The World Bank and others were now funding this work in areas where people risked being ‘left behind’.

Millions of people in places like Mali, Somalia, Afghanistan, Myanmar and the Philippines lived the ‘double vulnerability’ of conflict and climate shocks. ‘We cannot just give people things that restore their former lives. We have to work with them to support their efforts at climate mitigation and climate adaptation.’

Slim said humanitarian assistance in armed conflict was learning fast from work in disaster risk reduction, and here the Australian Red Cross and many Asian states were experts.

Another big change was in the way assistance was provided. Western humanitarian action had deeply colonial traits from when it followed imperial power and had been dominated by the idea that ‘we help you’, Slim said.

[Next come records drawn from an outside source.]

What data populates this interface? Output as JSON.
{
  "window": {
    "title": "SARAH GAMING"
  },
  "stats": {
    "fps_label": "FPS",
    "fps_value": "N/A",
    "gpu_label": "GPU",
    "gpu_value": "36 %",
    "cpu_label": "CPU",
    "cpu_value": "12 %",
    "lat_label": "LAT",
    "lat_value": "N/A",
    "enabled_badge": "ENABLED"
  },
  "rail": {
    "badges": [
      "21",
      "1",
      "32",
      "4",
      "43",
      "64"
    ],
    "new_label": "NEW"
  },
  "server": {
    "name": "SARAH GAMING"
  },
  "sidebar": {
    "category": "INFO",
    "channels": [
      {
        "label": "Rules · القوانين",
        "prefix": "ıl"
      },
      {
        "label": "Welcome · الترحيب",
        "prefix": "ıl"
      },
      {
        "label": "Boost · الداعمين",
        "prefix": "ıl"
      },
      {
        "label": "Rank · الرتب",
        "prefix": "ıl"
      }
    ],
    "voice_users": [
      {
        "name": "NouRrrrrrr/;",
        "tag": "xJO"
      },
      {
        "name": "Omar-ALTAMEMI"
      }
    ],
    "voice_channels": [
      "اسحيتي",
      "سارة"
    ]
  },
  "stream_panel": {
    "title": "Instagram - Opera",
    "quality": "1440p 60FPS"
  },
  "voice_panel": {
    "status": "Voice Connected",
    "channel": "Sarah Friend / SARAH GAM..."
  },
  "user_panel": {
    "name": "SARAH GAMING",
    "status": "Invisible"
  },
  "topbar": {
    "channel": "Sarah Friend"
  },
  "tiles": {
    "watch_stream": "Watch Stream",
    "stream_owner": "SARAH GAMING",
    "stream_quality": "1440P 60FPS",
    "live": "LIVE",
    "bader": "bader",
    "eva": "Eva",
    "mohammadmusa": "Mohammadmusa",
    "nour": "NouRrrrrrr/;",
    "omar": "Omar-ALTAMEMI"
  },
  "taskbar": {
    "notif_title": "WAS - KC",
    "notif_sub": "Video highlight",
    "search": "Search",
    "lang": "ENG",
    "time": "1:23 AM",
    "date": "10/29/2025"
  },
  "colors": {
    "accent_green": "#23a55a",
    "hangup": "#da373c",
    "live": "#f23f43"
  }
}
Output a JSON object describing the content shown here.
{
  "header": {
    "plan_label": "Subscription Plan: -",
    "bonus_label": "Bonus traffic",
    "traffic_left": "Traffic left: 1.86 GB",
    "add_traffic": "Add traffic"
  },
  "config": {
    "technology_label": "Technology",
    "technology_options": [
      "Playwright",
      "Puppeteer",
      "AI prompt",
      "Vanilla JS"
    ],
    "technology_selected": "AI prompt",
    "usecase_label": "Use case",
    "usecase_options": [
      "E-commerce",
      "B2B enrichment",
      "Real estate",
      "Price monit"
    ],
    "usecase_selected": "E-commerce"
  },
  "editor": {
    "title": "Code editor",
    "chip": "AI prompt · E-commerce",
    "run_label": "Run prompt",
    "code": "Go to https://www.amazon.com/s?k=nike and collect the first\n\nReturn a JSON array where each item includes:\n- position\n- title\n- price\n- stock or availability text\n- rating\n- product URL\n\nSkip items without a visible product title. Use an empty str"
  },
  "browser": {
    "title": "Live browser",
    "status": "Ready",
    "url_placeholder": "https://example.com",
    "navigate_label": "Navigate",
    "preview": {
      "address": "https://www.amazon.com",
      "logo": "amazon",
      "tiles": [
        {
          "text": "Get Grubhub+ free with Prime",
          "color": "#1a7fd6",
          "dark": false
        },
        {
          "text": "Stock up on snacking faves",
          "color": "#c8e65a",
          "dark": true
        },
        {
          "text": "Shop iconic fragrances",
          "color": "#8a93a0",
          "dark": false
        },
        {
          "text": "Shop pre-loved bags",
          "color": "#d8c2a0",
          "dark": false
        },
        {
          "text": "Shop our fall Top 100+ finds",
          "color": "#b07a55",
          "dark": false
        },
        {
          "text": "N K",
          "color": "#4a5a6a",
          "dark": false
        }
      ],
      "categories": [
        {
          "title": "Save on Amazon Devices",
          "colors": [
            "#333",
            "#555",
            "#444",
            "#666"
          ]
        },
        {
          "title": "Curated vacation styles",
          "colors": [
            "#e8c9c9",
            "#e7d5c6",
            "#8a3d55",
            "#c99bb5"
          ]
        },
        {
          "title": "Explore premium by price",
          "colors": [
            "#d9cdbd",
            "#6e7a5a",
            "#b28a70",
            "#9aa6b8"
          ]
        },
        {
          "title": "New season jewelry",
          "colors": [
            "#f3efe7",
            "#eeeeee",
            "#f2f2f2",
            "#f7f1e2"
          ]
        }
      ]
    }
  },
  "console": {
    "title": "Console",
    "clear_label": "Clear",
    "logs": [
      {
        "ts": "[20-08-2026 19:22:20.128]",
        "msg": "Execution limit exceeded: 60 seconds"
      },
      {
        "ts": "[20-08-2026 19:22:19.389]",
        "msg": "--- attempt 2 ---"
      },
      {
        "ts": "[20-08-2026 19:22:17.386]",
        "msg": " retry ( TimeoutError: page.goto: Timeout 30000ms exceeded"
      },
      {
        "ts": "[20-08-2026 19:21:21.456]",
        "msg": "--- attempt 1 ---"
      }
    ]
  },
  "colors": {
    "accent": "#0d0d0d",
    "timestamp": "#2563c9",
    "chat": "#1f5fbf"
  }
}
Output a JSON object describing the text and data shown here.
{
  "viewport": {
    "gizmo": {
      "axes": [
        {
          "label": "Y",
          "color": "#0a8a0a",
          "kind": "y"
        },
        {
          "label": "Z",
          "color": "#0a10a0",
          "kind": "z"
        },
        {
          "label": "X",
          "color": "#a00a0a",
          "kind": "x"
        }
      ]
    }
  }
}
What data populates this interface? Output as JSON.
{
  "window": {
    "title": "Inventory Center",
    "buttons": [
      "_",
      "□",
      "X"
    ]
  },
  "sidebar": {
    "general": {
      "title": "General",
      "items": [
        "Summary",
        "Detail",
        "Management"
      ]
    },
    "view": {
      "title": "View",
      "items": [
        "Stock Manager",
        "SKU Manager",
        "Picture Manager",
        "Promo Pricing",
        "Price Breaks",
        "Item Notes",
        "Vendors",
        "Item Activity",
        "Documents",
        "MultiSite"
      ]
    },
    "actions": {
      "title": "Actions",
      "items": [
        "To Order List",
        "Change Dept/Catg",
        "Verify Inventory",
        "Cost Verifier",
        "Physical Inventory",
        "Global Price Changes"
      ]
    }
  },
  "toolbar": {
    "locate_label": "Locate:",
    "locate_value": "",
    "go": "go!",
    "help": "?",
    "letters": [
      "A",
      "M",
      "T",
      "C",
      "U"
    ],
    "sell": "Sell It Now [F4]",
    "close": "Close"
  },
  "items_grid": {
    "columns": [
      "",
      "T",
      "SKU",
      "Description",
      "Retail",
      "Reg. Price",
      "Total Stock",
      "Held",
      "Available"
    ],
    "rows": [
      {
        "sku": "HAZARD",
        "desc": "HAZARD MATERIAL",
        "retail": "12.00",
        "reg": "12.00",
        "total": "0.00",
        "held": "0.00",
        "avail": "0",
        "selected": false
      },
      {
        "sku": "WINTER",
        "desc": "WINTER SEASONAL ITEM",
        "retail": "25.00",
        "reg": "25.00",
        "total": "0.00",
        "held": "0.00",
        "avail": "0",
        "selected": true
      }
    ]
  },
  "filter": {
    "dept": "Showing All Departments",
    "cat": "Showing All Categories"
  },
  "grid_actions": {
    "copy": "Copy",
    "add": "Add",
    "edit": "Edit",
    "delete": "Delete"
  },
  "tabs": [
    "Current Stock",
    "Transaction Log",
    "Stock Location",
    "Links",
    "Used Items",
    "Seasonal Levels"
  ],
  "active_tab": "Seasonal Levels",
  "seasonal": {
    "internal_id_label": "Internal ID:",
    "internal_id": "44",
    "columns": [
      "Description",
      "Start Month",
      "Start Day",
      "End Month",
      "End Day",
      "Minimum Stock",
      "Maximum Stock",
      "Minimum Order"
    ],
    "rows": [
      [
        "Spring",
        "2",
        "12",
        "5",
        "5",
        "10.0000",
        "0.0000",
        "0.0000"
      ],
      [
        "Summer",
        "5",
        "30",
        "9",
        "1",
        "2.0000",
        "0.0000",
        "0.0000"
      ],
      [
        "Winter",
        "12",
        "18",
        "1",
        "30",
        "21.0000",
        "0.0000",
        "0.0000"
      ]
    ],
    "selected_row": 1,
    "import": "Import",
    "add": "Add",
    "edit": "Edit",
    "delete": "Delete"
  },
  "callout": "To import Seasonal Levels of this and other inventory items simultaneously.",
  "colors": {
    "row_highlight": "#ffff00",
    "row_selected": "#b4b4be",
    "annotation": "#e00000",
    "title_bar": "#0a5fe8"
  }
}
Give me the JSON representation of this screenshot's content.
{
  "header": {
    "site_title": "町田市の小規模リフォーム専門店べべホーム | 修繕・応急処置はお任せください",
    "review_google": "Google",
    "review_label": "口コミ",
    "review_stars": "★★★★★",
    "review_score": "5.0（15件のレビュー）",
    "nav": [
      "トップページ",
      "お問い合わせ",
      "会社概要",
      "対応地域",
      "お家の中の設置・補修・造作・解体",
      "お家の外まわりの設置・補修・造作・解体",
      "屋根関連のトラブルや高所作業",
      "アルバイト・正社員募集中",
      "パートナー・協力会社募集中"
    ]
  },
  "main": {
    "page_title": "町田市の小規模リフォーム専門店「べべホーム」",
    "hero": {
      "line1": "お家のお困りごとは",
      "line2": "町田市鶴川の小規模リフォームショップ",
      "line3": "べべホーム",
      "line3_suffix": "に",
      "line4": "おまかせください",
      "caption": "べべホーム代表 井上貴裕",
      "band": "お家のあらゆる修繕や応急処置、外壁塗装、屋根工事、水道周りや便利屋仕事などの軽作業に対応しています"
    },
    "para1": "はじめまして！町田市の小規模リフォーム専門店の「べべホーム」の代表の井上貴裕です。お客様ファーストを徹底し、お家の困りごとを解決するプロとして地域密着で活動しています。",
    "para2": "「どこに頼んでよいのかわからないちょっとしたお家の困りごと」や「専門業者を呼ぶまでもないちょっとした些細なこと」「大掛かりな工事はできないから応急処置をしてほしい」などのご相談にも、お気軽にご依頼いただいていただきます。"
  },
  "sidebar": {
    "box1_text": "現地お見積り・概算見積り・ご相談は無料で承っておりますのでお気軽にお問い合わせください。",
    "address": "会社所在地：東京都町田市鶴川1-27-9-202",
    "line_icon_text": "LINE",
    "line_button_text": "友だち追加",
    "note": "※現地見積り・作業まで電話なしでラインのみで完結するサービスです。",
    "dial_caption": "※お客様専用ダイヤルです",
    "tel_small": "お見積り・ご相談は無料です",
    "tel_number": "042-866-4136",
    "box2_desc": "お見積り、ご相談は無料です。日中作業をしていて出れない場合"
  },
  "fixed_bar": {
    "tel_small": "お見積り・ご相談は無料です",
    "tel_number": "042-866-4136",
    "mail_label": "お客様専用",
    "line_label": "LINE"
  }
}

Now people affected by conflict wanted to take the lead in the humanitarian response and that was an approach championed by the Australian Red Cross.

Finally, Slim said, it was vital to embed humanity in the hearts and minds of warriors and politicians. The Geneva Conventions recognised a state’s right to win in war. The principle of ‘military necessity’ ran alongside the principle of humanity to guarantee that victory had value alongside compassion.

Australia had a good record of holding both values in recent military engagements, and much of that success turned on the determined cultivation of operational virtues and ethical culture in its armed forces.

Virtue and character were the best generators of judgement, Slim said, and humanity needed to be imbibed and believed as a virtue in war.

This battlefield virtue was painful in that it must be based in a deep double conviction that humanity was right and that winning was right, and the knowledge that those beliefs would not completely overlap.

‘Sometimes it will be infuriating that you could not strike a dangerous enemy because too many civilians would have been hurt in the process’, Slim said. ‘Sometimes it’s painful that you had to strike and many civilians were hurt in the process.’

Politicians and military personnel were asked to make difficult decisions and military culture must be shaped to develop the virtue of humanity as part of warfighting, he said.

‘In this, Australian military training and reflection is some of the best in the world and has informed and improved the ICRC’s own understanding of how to develop the virtue of humanity in military forces.’